“Framing John DeLorean” also has new interviews with past DeLorean associates, including William T. Collins, a former Pontiac engineer whom DeLorean recruited to be DMC’s chief engineer. (Josh Charles plays Collins in the re-enactment footage.) Collins, who quit DMC after he started to suspect that DeLorean was mishandling funds, is the person credited with designing the famous DeLorean sports car that was immortalized as a time machine in the “Back to the Future” films. (“Back to the Future” co-writer Bob Gale is interviewed in this documentary.) Former supermodel Cristina Ferrare, DeLorean’s third ex-wife, who was married to him from 1973 to 1985, is not interviewed in the movie, and has declined to publicly talk about DeLorean for years. Morena Baccarin of “Gotham” and “Deadpool” fame plays Ferrare in the re-enactment footage.
However, the film has revealing interviews with DeLorean’s adopted son Zack and daughter Kathryn (whose mother is Ferrare), who were pre-teen children at the time of their father’s scandal. The kids are a stark reminder of the collateral damage that DeLorean’s actions left on his family. The scruffy and sarcastic Zack (who looks like he’s down on his luck, based on his small, run-down apartment) is full of foul-mouthed bitterness and has mixed feelings about his legacy as a DeLorean. He says he loved his father but hates how his father’s greed ruined his family’s life. Zack talks about how people are surprised that he’s living barely above poverty level, and when he sees the famous DeLorean sports car, he doesn’t know how to describe how he feels, but it’s clear that it’s a mixture of pride and shame.
Kathryn seems to be coping better (emotionally and financially) with the aftermath of the scandal than her brother is. She says a lot of her healing came from getting therapy. Just like her brother, Kathryn went through some trauma. She recalls being bullied and ostracized for many years of her life simply because of who her father was. While Zack has lingering resentment over his family name, Kathryn seems to have come to terms with embracing her family name and forgiving her father. She talks about becoming involved in the DeLorean fan community, and she shares fond memories of bringing her father to a DeLorean fan convention that displayed DMC cars, and how the adulation he got at the show boosted his confidence. Kathryn also confirms that her mother doesn’t like to talk about DeLorean, even to her own kids, because she’s “moved on with her life.” (Ferrare went on to have a successful career as a TV host. In 1985, she married her current husband, TV executive Anthony Thomopoulos, and they have two daughters together.)

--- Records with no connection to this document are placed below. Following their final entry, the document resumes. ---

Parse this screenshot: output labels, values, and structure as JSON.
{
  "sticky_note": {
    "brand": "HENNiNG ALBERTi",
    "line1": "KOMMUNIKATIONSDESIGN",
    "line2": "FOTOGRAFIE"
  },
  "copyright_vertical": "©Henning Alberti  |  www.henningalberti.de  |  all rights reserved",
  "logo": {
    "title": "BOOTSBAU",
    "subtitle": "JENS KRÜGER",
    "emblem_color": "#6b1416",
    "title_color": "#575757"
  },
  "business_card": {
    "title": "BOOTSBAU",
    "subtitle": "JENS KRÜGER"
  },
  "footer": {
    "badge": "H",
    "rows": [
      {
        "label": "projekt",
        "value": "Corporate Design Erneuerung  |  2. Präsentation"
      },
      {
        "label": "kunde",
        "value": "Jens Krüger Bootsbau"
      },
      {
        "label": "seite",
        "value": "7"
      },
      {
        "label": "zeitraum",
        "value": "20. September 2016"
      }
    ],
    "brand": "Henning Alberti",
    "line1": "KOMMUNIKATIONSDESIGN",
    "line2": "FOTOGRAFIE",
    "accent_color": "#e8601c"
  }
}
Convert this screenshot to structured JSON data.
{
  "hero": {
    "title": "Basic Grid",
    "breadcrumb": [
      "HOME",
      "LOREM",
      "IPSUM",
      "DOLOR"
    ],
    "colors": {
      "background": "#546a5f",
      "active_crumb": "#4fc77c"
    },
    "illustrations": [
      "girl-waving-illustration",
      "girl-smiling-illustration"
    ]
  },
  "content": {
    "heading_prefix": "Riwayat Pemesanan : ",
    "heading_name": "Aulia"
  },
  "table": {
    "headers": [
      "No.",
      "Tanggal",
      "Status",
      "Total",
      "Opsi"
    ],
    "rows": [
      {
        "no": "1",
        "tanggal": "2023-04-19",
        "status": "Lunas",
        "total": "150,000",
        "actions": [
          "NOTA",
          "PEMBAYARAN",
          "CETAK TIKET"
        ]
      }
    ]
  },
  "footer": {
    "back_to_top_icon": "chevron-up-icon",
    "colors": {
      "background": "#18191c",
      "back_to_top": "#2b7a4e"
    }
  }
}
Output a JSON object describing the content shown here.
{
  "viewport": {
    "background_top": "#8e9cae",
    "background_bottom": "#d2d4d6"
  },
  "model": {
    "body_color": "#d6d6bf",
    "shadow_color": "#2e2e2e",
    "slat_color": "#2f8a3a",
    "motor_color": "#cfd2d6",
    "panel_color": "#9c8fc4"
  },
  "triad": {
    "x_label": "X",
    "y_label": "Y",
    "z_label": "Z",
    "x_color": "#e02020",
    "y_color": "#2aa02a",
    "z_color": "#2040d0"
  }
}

Although some people might complain that “Framing John DeLorean” doesn’t know whether it wants to be a documentary or a docudrama, in the end, the overall storytelling works in this movie, and it could serve as a useful resource if a biopic is ever made about DeLorean’s life.
IFC Films/Sundance Selects will release “Framing John DeLorean” in select U.S. theaters on June 7, 2019.